1987 free preview of HBO's short lived premium channel Festival.                     
In 1991, he founded the National Actors Theatre (ultimately housed at Pace           
University in New York City) where he gave his final stage performance in Luigi       
Pirandello's Right You Are (If You Think You Are). Periodically, he performed in     
stage revivals of The Odd Couple with Jack Klugman including a stint in London       
in 1996. The following year, Randall and Klugman reunited to appear on Broadway       
in a revival of The Sunshine Boys.                                                   

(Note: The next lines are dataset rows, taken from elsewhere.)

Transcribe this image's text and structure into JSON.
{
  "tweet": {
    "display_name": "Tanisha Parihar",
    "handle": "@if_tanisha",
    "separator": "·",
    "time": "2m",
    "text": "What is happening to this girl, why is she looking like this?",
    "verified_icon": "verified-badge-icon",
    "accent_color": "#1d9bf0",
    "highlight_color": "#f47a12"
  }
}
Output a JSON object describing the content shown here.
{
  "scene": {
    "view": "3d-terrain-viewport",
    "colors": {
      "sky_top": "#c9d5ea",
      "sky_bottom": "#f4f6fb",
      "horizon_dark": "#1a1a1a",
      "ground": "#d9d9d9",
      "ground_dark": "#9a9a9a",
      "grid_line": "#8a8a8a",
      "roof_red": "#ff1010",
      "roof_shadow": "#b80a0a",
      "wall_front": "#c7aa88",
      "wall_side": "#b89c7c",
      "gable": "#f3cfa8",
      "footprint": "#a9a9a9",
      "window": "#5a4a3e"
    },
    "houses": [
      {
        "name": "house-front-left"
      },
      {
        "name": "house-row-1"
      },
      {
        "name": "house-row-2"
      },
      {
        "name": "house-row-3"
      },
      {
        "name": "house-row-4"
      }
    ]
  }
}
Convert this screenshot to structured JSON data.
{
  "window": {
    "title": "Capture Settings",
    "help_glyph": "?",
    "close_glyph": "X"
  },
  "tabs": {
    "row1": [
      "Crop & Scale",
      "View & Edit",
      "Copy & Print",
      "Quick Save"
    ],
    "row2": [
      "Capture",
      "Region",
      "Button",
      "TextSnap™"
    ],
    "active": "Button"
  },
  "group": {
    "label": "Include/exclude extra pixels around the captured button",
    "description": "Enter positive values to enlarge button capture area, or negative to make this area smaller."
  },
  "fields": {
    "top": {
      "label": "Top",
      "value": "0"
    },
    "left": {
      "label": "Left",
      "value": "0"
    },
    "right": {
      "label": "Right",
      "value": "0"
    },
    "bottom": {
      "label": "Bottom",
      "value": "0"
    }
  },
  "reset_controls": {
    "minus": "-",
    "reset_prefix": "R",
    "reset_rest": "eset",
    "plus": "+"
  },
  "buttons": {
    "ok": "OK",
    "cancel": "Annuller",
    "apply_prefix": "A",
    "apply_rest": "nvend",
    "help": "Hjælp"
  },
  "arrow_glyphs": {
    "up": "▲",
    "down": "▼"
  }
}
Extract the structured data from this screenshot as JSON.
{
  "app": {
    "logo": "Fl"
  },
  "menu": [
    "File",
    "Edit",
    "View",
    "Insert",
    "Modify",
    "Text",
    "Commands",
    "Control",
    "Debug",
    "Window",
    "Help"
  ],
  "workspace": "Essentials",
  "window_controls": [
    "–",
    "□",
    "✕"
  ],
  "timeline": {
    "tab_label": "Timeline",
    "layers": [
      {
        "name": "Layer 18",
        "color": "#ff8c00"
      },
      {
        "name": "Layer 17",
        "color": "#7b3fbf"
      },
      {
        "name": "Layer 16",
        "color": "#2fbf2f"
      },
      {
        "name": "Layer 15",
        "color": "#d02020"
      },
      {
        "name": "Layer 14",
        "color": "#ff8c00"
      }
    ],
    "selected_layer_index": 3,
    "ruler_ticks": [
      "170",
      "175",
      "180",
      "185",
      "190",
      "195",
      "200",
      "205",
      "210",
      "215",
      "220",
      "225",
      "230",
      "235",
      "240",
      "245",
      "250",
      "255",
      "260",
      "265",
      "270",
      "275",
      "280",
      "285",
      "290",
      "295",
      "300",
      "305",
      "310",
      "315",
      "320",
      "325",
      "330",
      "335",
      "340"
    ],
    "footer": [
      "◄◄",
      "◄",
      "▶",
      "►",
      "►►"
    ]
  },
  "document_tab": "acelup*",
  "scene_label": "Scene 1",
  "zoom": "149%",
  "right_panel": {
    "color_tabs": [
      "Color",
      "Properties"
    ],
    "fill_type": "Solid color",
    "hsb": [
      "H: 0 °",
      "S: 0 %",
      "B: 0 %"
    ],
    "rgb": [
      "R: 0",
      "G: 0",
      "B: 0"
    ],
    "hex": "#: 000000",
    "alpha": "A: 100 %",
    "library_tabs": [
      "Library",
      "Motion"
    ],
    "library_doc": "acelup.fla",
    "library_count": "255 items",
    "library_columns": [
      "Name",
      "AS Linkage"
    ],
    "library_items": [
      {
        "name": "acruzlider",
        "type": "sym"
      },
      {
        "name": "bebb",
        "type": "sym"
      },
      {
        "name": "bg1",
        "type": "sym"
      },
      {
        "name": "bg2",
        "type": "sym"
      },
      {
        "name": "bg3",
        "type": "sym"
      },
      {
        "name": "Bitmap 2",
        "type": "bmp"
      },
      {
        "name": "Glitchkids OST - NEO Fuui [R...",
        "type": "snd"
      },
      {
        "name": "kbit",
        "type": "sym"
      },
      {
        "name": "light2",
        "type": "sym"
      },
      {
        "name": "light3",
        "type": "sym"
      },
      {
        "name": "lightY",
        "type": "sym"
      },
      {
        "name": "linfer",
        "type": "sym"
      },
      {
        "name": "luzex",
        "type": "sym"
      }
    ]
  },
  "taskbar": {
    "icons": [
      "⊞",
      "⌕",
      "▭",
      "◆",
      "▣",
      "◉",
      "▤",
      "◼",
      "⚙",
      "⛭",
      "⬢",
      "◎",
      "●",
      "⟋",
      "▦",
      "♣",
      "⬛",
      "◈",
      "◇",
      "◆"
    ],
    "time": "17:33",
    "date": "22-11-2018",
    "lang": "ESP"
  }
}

He was a frequent and popular guest on The Tonight Show Starring Johnny Carson       
and often spoke of his love of opera, claiming it was due in no small part to         
the salaciousness of many of the plotlines. He also admitted to (actually             
bragged about) sneaking tape recorders into operas to make his own private           
bootleg recordings. He would often chide Johnny Carson for his chain-smoking,         
and was generally fastidious and fussy, much like his Felix Unger                     
characterization. He seemed to have a wealth of facts and trivia at his disposal,     
and he told Carson that the secret was simply "to retain everything you were         
supposed to have learned in elementary school." At the time of his death,             
Randall had appeared as a guest on The Tonight Show more often (105 times) than       
any other celebrity.                                                                 
Randall was also a frequent guest on both of David Letterman's late-night shows       
Late Night with David Letterman and The Late Show with David Letterman, making       
70 appearances, according to his obituary in the Washington Post; Letterman said     
that Randall was one of his favorite guests, along with Regis Philbin.               
In keeping with his penchant for both championing and mocking the culture that       
he loved, during the Big Band era revival in the mid-1960s he produced a record       
album of 1930s songs, Vo Vo De Oh Doe, inspired by (and covering) The New             
Vaudeville Band's one-hit wonder, "Winchester Cathedral." He mimicked (and           
somewhat exaggerated) the vibrato style of Carmen Lombardo, and the two of them       
once sang a duet of Lombardo's signature song "Boo Hoo (You've Got Me Crying for     
You)" on the Carson show.